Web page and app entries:
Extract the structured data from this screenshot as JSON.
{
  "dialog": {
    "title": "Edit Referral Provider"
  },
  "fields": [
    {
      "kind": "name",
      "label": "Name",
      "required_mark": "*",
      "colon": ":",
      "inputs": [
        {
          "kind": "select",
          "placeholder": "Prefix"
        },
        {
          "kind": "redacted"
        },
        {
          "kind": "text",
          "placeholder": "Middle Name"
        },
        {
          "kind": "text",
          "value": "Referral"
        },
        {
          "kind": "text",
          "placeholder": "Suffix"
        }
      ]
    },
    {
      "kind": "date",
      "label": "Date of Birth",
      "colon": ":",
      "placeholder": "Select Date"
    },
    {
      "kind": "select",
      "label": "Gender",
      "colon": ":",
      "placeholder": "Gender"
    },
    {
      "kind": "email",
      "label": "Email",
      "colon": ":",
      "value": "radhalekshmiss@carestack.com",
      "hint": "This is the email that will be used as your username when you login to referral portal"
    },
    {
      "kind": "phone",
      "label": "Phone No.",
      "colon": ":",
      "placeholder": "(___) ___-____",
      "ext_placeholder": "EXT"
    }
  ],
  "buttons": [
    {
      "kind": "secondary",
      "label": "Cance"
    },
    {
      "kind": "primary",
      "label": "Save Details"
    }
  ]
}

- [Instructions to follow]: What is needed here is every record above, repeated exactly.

- [Result]:
Extract the structured data from this screenshot as JSON.
{
  "dialog": {
    "title": "Edit Referral Provider"
  },
  "fields": [
    {
      "kind": "name",
      "label": "Name",
      "required_mark": "*",
      "colon": ":",
      "inputs": [
        {
          "kind": "select",
          "placeholder": "Prefix"
        },
        {
          "kind": "redacted"
        },
        {
          "kind": "text",
          "placeholder": "Middle Name"
        },
        {
          "kind": "text",
          "value": "Referral"
        },
        {
          "kind": "text",
          "placeholder": "Suffix"
        }
      ]
    },
    {
      "kind": "date",
      "label": "Date of Birth",
      "colon": ":",
      "placeholder": "Select Date"
    },
    {
      "kind": "select",
      "label": "Gender",
      "colon": ":",
      "placeholder": "Gender"
    },
    {
      "kind": "email",
      "label": "Email",
      "colon": ":",
      "value": "radhalekshmiss@carestack.com",
      "hint": "This is the email that will be used as your username when you login to referral portal"
    },
    {
      "kind": "phone",
      "label": "Phone No.",
      "colon": ":",
      "placeholder": "(___) ___-____",
      "ext_placeholder": "EXT"
    }
  ],
  "buttons": [
    {
      "kind": "secondary",
      "label": "Cance"
    },
    {
      "kind": "primary",
      "label": "Save Details"
    }
  ]
}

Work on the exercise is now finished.